A week after attending a golfing dinner that breached Irelands coronavirus restrictions, Phil Hogan is now out of the game.
The now-former EU trade chiefs attendance at a packed dinner at a three-star hotel on Irelands west coast helped fuel a ballooning public outcry in his native country, where citizens asked why the rules preventing them from seeing loved ones during the pandemic did not stretch to the countrys top brass, Hogan among them.
The blowback from the golf dinner swallowed up one of the Commissions most respected operators, who had built a career culminating in six years in Brussels on his no-nonsense political style and negotiating skills.
Revelations that he had crossed in and out of a county under lockdown, broken quarantine rules, and even played more golf, slowly dripped out over the course of six disastrous days as he fumbled attempts to make the political crisis go away.
In the end, it was clear his argument that he had not broken Irelands coronavirus rules had more holes than a golf course.
So how exactly did Hogan go from golfing to resigning in one week? POLITICO takes a look at how the scandal played out, swing by swing.
Thursday, August 20: Late in the day, the Irish Examiner newspaper reveals that more than 80 of Irelands top politicians, judges and politicians attended a packed dinner on Wednesday to celebrate the 50th anniversary of the parliamentary golf society — in breach of Irelands coronavirus rules, which were strengthened the previous day to limit indoor gatherings to just six people. Hogan stays silent — for now.
Friday, August 21: Other politicians including some from Hogans own Fine Gael party are reprimanded for attending the soirée, with the agriculture minister, Dara Calleary, tendering his resignation early in the morning. In a now-deleted tweet, Hogan breaks cover to confirm his presence at the shindig — but he doesnt apologize. Instead, he says he only went along after receiving assurances the event would stick to the rules. In an argument that later comes back to bite him, Hogan categorically states he “fully complied” with Irelands rules requiring anyone returning to Ireland from Belgium to quarantine for 14 days.
In Brussels, a European Commission spokesperson says the Irishman attended “in good faith” and says Commission President Ursula von der Leyen has been informed. Irish Prime Minister Micheál Martin goes on television to demand a “far more fulsome” apology from Hogan, but admits he is not within Irish jurisdiction. Anger mounts in Ireland about Hogans apparent lack of contrition.
Saturday, August 22: Though public fury over the golfing event is still skyrocketing, a lack of concrete consequences for Hogan gives the sneaking sense that he may have done enough to ride out the storm, as Saturday comes around. But that suddenly changes late at night when Prime Minister Martin and his deputy Leo Varadkar — leaders of two out of the three coalition parties — put out a sternly worded statement demanding Hogan “considers his position.” They also rebuke the 60-year-old for his late apology.

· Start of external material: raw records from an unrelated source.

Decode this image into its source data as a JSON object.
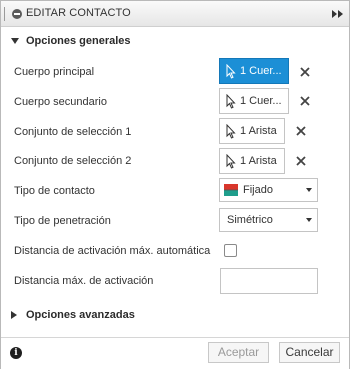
{
  "dialog": {
    "title": "EDITAR CONTACTO"
  },
  "sections": {
    "general": {
      "label": "Opciones generales",
      "expanded": true
    },
    "advanced": {
      "label": "Opciones avanzadas",
      "expanded": false
    }
  },
  "rows": {
    "main_body": {
      "label": "Cuerpo principal",
      "selection": "1 Cuer...",
      "active": true
    },
    "secondary_body": {
      "label": "Cuerpo secundario",
      "selection": "1 Cuer..."
    },
    "selection_set_1": {
      "label": "Conjunto de selección 1",
      "selection": "1 Arista"
    },
    "selection_set_2": {
      "label": "Conjunto de selección 2",
      "selection": "1 Arista"
    },
    "contact_type": {
      "label": "Tipo de contacto",
      "value": "Fijado",
      "icon": "contact-bonded-icon"
    },
    "penetration_type": {
      "label": "Tipo de penetración",
      "value": "Simétrico"
    },
    "auto_activation_distance": {
      "label": "Distancia de activación máx. automática",
      "checked": false
    },
    "max_activation_distance": {
      "label": "Distancia máx. de activación",
      "value": ""
    }
  },
  "footer": {
    "ok_label": "Aceptar",
    "cancel_label": "Cancelar",
    "info_icon": "i"
  },
  "colors": {
    "accent": "#1c8fd6",
    "icon_red": "#d9362b",
    "icon_teal": "#1e9e8c"
  }
}
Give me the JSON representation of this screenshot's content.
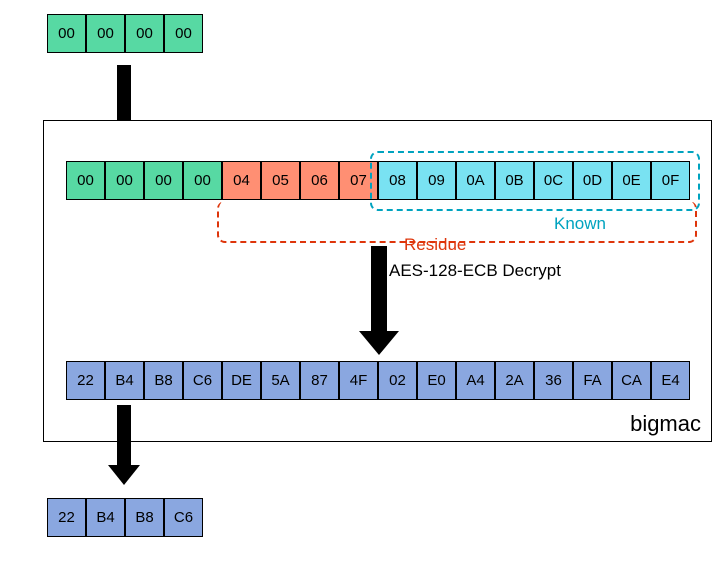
{
  "top_green": [
    "00",
    "00",
    "00",
    "00"
  ],
  "mid_row": {
    "green": [
      "00",
      "00",
      "00",
      "00"
    ],
    "red": [
      "04",
      "05",
      "06",
      "07"
    ],
    "teal": [
      "08",
      "09",
      "0A",
      "0B",
      "0C",
      "0D",
      "0E",
      "0F"
    ]
  },
  "output_row": [
    "22",
    "B4",
    "B8",
    "C6",
    "DE",
    "5A",
    "87",
    "4F",
    "02",
    "E0",
    "A4",
    "2A",
    "36",
    "FA",
    "CA",
    "E4"
  ],
  "bottom_blue": [
    "22",
    "B4",
    "B8",
    "C6"
  ],
  "labels": {
    "known": "Known",
    "residue": "Residue",
    "decrypt": "AES-128-ECB Decrypt",
    "bigmac": "bigmac"
  }
}
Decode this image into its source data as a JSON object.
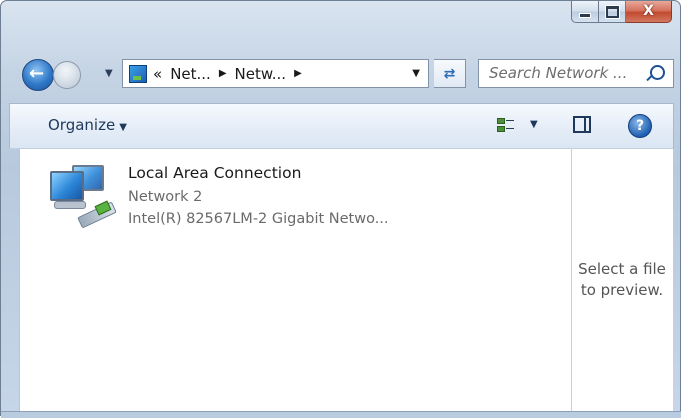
{
  "window": {
    "caption_close": "X"
  },
  "nav": {
    "breadcrumb_prefix": "«",
    "crumb_1": "Net...",
    "crumb_2": "Netw...",
    "search_placeholder": "Search Network ..."
  },
  "toolbar": {
    "organize_label": "Organize"
  },
  "content": {
    "item": {
      "title": "Local Area Connection",
      "subtitle": "Network  2",
      "description": "Intel(R) 82567LM-2 Gigabit Netwo..."
    }
  },
  "preview": {
    "line1": "Select a file",
    "line2": "to preview."
  },
  "icons": {
    "back": "back-arrow-icon",
    "forward": "forward-arrow-icon",
    "refresh": "refresh-icon",
    "search": "search-icon",
    "help": "help-icon"
  }
}
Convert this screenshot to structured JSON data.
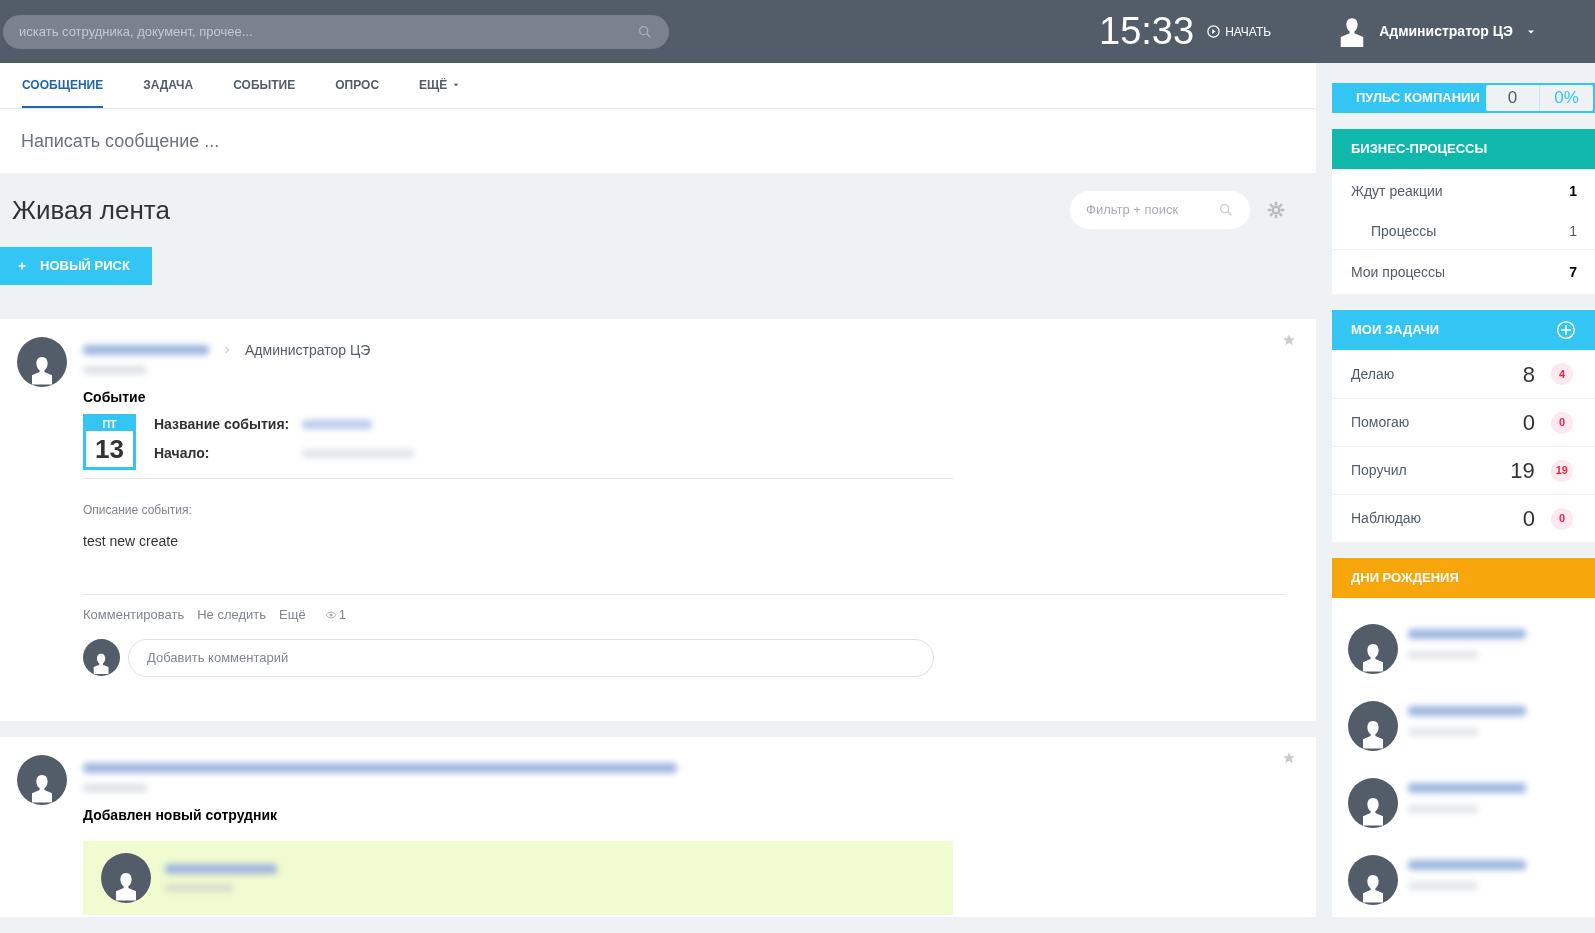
{
  "header": {
    "search_placeholder": "искать сотрудника, документ, прочее...",
    "time": "15:33",
    "start_label": "НАЧАТЬ",
    "user_name": "Администратор ЦЭ"
  },
  "composer": {
    "tabs": [
      {
        "label": "СООБЩЕНИЕ",
        "selected": true,
        "kind": "tab"
      },
      {
        "label": "ЗАДАЧА",
        "selected": false,
        "kind": "tab"
      },
      {
        "label": "СОБЫТИЕ",
        "selected": false,
        "kind": "tab"
      },
      {
        "label": "ОПРОС",
        "selected": false,
        "kind": "tab"
      },
      {
        "label": "ЕЩЁ",
        "selected": false,
        "kind": "dropdown"
      }
    ],
    "placeholder": "Написать сообщение ..."
  },
  "feed": {
    "title": "Живая лента",
    "filter_placeholder": "Фильтр + поиск",
    "new_button": "НОВЫЙ РИСК"
  },
  "posts": [
    {
      "kind": "event",
      "author_blurred": true,
      "target": "Администратор ЦЭ",
      "type_label": "Событие",
      "calendar": {
        "weekday": "ПТ",
        "day": "13"
      },
      "fields": [
        "Название события:",
        "Начало:"
      ],
      "description_label": "Описание события:",
      "description": "test new create",
      "actions": [
        "Комментировать",
        "Не следить",
        "Ещё"
      ],
      "views": "1",
      "comment_placeholder": "Добавить комментарий"
    },
    {
      "kind": "new_employee",
      "author_blurred": true,
      "type_label": "Добавлен новый сотрудник"
    }
  ],
  "sidebar": {
    "pulse": {
      "title": "ПУЛЬС КОМПАНИИ",
      "count": "0",
      "percent": "0%"
    },
    "business_processes": {
      "title": "БИЗНЕС-ПРОЦЕССЫ",
      "rows": [
        {
          "label": "Ждут реакции",
          "count": "1",
          "children": [
            {
              "label": "Процессы",
              "count": "1"
            }
          ]
        },
        {
          "label": "Мои процессы",
          "count": "7"
        }
      ]
    },
    "tasks": {
      "title": "МОИ ЗАДАЧИ",
      "rows": [
        {
          "label": "Делаю",
          "count": "8",
          "counter": "4"
        },
        {
          "label": "Помогаю",
          "count": "0",
          "counter": "0"
        },
        {
          "label": "Поручил",
          "count": "19",
          "counter": "19"
        },
        {
          "label": "Наблюдаю",
          "count": "0",
          "counter": "0"
        }
      ]
    },
    "birthdays": {
      "title": "ДНИ РОЖДЕНИЯ",
      "people": [
        {
          "blurred": true
        },
        {
          "blurred": true
        },
        {
          "blurred": true
        },
        {
          "blurred": true
        }
      ]
    }
  }
}
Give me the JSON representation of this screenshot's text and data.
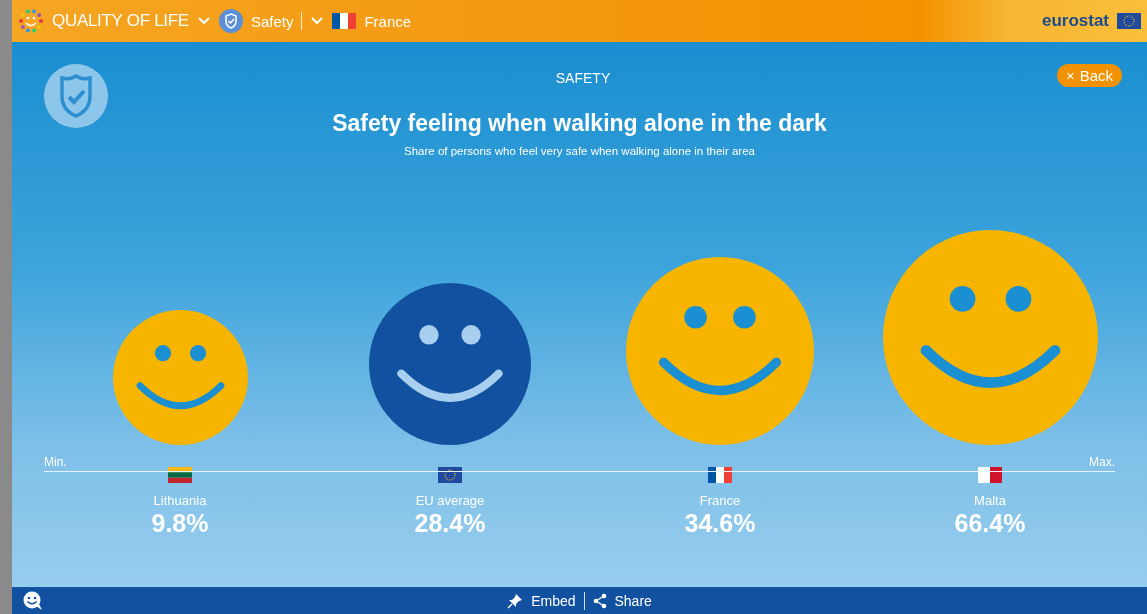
{
  "header": {
    "app_title": "QUALITY OF LIFE",
    "topic": "Safety",
    "country": "France",
    "brand": "eurostat"
  },
  "section": "SAFETY",
  "back_button": {
    "icon": "×",
    "label": "Back"
  },
  "title": "Safety feeling when walking alone in the dark",
  "subtitle": "Share of persons who feel very safe when walking alone in their area",
  "scale": {
    "min_label": "Min.",
    "max_label": "Max."
  },
  "items": [
    {
      "name": "Lithuania",
      "value": "9.8%",
      "kind": "lithuania",
      "color": "#f7b500"
    },
    {
      "name": "EU average",
      "value": "28.4%",
      "kind": "eu",
      "color": "#12519f"
    },
    {
      "name": "France",
      "value": "34.6%",
      "kind": "france",
      "color": "#f7b500"
    },
    {
      "name": "Malta",
      "value": "66.4%",
      "kind": "malta",
      "color": "#f7b500"
    }
  ],
  "footer": {
    "embed": "Embed",
    "share": "Share"
  }
}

“He still needs to give a full account and explanations of his actions,” they say, turbocharging the pressure on Hogan. But the choice of words leaves doubts about whether the government has really asked Hogan to resign, or simply made a power move to look tough for the furious home crowd in Ireland. Meanwhile, Hogan quietly returns to Brussels by plane.
Sunday, August 23: “No resignation,” a spokesperson for Hogan writes in a text to POLITICO, as it becomes clear the commissioner is hunkering down. Later on, he returns to his Twitter feed and posts a full apology, saying he is “extremely sorry” and twigs the “stress, risk and offense” his attendance at the golfing-do caused.
But he sidesteps the governments call for him to consider his future, saying he respected and had “listened carefully to their views.” Irish Deputy PM Varadkar takes to the airwaves to say the apology “definitely helps” and even seems to let slip that the government rebuke of “consider your position” might just have been an attempt to reflect the public mood. For a second time, it appears Hogan might survive the scandal, and chalk the whole affair up as a minor embarrassment. The Irishman gives an account of events to his boss, von der Leyen.
Monday, August 24: Now the focus shifts to the European Commission in Brussels, where a spokesperson reveals von der Leyen has requested additional information from Hogan. “[Von der Leyen] does expect commissioners to comply with the same rules as citizens do,” the Commission representative adds — the first hint of potential consequences.
Tuesday, August 25: “Where is Hogan?” journalists start to ask about the commissioner, who has not been seen in public since the scandal teed off. A Commission spokesperson brushes off any talk of sanctioning Hogan as “absolutely premature.” In the afternoon, the Commission publishes what it says is the dossier of evidence Hogan submitted to von der Leyen. It is a 1,400-word statement and timeline of his activities in Ireland since arriving there on July 31.
But the full-disclosure strategy only creates new questions for the commissioner, chief among tRead More – Source